Alexandria Ocasio-Cortez (a.k.a. AOC) is an American politician from New York City who has worked her way up from bartending and waitressing to the U.S. House of Representatives. She has altered the landscape of American politics and inspired millions of young Americans. If you don’t know who she is, you’ve likely been living under a rock…she is a beacon of hope for the future of politics, not only in America, but across the world.

Her approach to the political system paints her as a normal human. With 9.5 million followers on Twitter and 7.5 million on her personal Instagram account, AOC fits the demographic of the voters that the Democratic party are attempting to attract. Despite trying to reduce her social media use and condemning it as a “public health risk”, her campaign thrives off of her candid and intimate approach. Recently, she live-streamed herself playing the online game, ‘Among Us’, on Twitch. This engaged a live audience of around 439,000 viewers; approximately 5.2 million viewers watching overall. The game focuses on working as a team to vote out an imposter, potentially taking a dig at her Republican opponents, but more importantly, encouraging the act of voting to fight your cause. Interestingly, her joint live stream with Ilhan Omar and many famous streamers/YouTube stars actually urged viewers to make a plan to vote, rather than encourage people to register to vote as it was produced after the registration cut off.

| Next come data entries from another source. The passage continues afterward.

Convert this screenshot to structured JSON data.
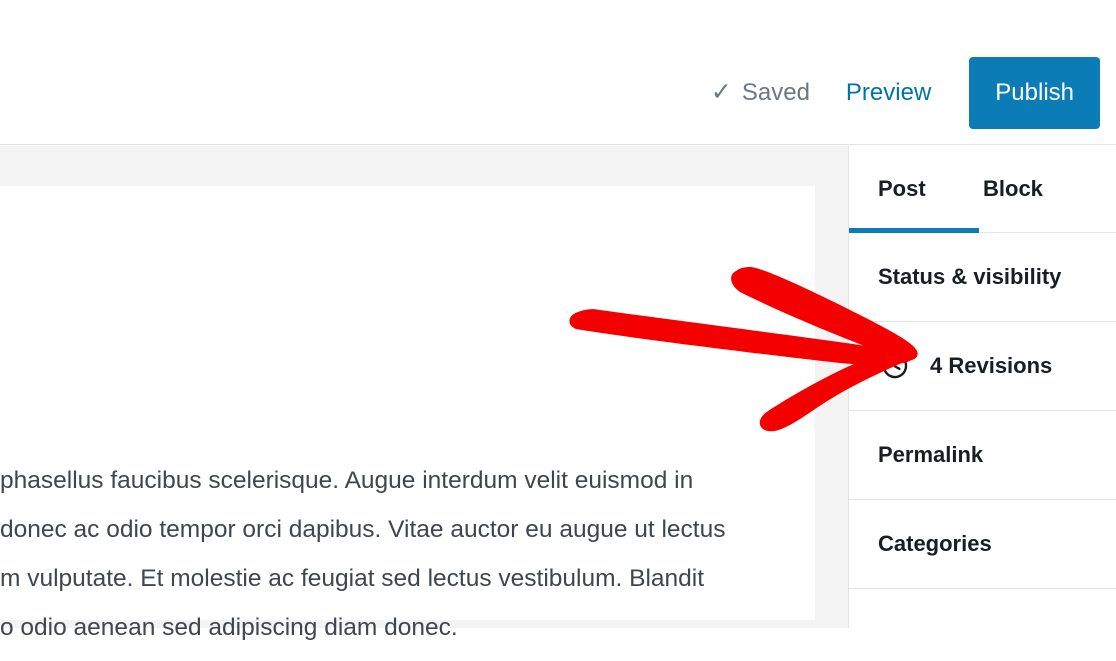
{
  "topbar": {
    "saved_label": "Saved",
    "saved_check_glyph": "✓",
    "preview_label": "Preview",
    "publish_label": "Publish",
    "publish_color": "#0b7cb5",
    "preview_color": "#0073aa",
    "saved_color": "#6c7781"
  },
  "editor": {
    "content_lines": [
      "phasellus faucibus scelerisque. Augue interdum velit euismod in",
      "donec ac odio tempor orci dapibus. Vitae auctor eu augue ut lectus",
      "m vulputate. Et molestie ac feugiat sed lectus vestibulum. Blandit",
      "o odio aenean sed adipiscing diam donec."
    ]
  },
  "sidebar": {
    "tabs": [
      {
        "label": "Post",
        "active": true
      },
      {
        "label": "Block",
        "active": false
      }
    ],
    "active_tab_underline_color": "#0b7cb5",
    "panels": [
      {
        "label": "Status & visibility",
        "icon": null
      },
      {
        "label": "4 Revisions",
        "icon": "revisions-clock-icon"
      },
      {
        "label": "Permalink",
        "icon": null
      },
      {
        "label": "Categories",
        "icon": null
      }
    ]
  },
  "annotation": {
    "type": "arrow",
    "color": "#f40000",
    "points_to": "4 Revisions"
  }
}
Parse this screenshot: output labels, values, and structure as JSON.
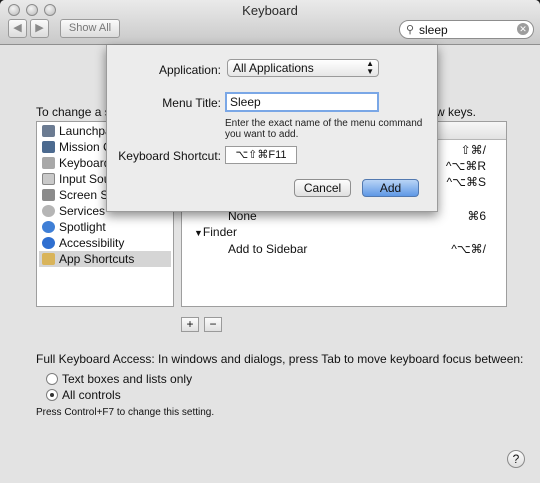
{
  "window": {
    "title": "Keyboard"
  },
  "toolbar": {
    "show_all": "Show All",
    "back_icon": "chevron-left-icon",
    "forward_icon": "chevron-right-icon"
  },
  "search": {
    "value": "sleep"
  },
  "intro": {
    "left": "To change a s",
    "right": "w keys."
  },
  "categories": [
    {
      "label": "Launchpa",
      "icon": "launchpad-icon"
    },
    {
      "label": "Mission C",
      "icon": "mission-control-icon"
    },
    {
      "label": "Keyboard",
      "icon": "keyboard-icon"
    },
    {
      "label": "Input Sou",
      "icon": "input-sources-icon"
    },
    {
      "label": "Screen Sh",
      "icon": "screenshot-icon"
    },
    {
      "label": "Services",
      "icon": "gear-icon"
    },
    {
      "label": "Spotlight",
      "icon": "spotlight-icon"
    },
    {
      "label": "Accessibility",
      "icon": "accessibility-icon"
    },
    {
      "label": "App Shortcuts",
      "icon": "app-shortcuts-icon",
      "selected": true
    }
  ],
  "shortcuts": {
    "visible_keys": [
      "⇧⌘/",
      "^⌥⌘R",
      "^⌥⌘S"
    ],
    "none_label": "None",
    "none_key": "⌘6",
    "finder_group": "Finder",
    "add_to_sidebar": "Add to Sidebar",
    "add_to_sidebar_key": "^⌥⌘/"
  },
  "buttons": {
    "plus": "+",
    "minus": "−"
  },
  "keyboard_access": {
    "label": "Full Keyboard Access: In windows and dialogs, press Tab to move keyboard focus between:",
    "options": [
      {
        "label": "Text boxes and lists only",
        "selected": false
      },
      {
        "label": "All controls",
        "selected": true
      }
    ],
    "note": "Press Control+F7 to change this setting."
  },
  "help": "?",
  "sheet": {
    "application_label": "Application:",
    "application_value": "All Applications",
    "menu_title_label": "Menu Title:",
    "menu_title_value": "Sleep",
    "hint": "Enter the exact name of the menu command you want to add.",
    "shortcut_label": "Keyboard Shortcut:",
    "shortcut_value": "⌥⇧⌘F11",
    "cancel": "Cancel",
    "add": "Add"
  }
}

The Congresswoman’s outreach also extends further than just those who can vote, as her established online presence invites young people not yet old enough to vote to take an active interest in politics. There is an authenticity in her approach to politics, which many so-called ‘life-long’ politicians fail to capture. Her normality gave her an air of calmness in the craziness of the lead-up to the 2020 election.

On top of this, she is also one of the central personalities in the 2019 Netflix documentary, ‘Knock Down the House’. The film focuses itself on the lives of 4 women trying to challenge members of Congress in their states and make history in the midterm elections of 2018. The celebratory ending of AOC’s campaign juxtaposes with those that lost their elections and gives an insight into the importance of voting.

AOC engages with the real world. Some may disagree with this style of political campaigning, but in reality, AOC is playing to her strengths and what people love about her. Something that has annoyed countless politicians and celebrities, including Piers Morgan, is her past before politics as a waitress and bartender, that many of her supporters relate to. She captures the everyday in many of her online posts. Vanity Fair recently interviewed AOC for ‘Everything Alexandria Ocasio-Cortez Does in a Day’, with AOC stating: “I do get nervous when I post [online]”, suggesting that she is just like any other person. The future of politics relies on connection with younger generations. AOC encapsulates this and politicians across the globe should look to her for advice. Whether they will, is another question.